- THE TASK
Your answer should consist of every line from the records that holds the string "speaker".

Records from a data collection
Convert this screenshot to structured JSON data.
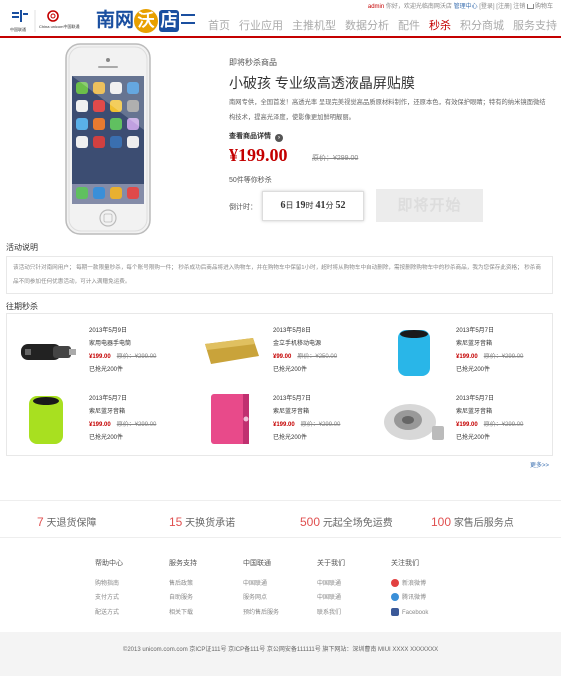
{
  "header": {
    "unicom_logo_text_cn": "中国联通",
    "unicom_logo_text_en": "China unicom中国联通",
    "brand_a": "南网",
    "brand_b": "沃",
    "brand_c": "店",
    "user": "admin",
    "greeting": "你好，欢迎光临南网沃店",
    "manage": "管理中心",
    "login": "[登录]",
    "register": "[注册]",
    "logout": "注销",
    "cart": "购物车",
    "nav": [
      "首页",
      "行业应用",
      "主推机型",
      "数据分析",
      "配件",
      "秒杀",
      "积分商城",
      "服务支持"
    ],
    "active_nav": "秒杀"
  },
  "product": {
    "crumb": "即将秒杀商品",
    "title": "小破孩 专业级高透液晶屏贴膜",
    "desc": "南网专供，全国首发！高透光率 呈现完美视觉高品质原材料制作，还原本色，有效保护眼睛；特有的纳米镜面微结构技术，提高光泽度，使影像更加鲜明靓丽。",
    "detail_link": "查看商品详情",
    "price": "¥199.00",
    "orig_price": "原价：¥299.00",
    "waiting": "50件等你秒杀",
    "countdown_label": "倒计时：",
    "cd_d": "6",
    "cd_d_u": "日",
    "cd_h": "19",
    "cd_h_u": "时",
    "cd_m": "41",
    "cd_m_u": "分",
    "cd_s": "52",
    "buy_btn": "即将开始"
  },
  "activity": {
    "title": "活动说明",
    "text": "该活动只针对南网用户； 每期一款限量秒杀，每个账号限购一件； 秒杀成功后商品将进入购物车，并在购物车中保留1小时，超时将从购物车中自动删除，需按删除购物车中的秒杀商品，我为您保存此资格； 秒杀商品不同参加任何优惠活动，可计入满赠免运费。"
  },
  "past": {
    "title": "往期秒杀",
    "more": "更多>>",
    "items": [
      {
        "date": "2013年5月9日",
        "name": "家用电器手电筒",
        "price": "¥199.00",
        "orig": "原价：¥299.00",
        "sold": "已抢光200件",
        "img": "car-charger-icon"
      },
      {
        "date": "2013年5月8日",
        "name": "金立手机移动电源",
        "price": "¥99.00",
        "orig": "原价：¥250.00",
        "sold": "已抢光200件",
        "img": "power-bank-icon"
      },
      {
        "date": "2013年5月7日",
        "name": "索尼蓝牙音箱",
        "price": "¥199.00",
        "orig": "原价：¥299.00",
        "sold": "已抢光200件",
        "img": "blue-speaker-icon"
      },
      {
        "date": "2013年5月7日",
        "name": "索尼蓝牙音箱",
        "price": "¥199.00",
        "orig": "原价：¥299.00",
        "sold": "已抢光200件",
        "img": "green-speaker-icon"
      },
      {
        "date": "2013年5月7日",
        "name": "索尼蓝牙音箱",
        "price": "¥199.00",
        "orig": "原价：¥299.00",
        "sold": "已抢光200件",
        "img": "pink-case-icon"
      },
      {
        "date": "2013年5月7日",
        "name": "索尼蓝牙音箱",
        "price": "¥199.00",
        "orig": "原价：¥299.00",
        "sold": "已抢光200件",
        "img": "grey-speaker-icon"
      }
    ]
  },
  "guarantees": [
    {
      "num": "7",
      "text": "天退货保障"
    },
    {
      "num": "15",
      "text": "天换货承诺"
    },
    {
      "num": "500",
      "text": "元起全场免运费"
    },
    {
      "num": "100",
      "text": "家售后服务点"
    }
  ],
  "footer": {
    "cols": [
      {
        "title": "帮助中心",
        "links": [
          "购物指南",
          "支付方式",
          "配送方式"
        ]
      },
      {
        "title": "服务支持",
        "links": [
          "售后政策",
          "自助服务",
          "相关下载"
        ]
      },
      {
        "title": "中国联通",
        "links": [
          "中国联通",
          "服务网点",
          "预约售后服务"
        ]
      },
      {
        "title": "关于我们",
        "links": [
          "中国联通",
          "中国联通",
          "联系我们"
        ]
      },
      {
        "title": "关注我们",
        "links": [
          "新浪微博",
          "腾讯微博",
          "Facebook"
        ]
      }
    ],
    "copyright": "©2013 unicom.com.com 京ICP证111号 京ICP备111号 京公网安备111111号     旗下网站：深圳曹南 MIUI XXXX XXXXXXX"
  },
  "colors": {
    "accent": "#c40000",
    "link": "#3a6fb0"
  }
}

- ANSWER FOR THIS EXERCISE
        "img": "blue-speaker-icon"
        "img": "green-speaker-icon"
        "img": "grey-speaker-icon"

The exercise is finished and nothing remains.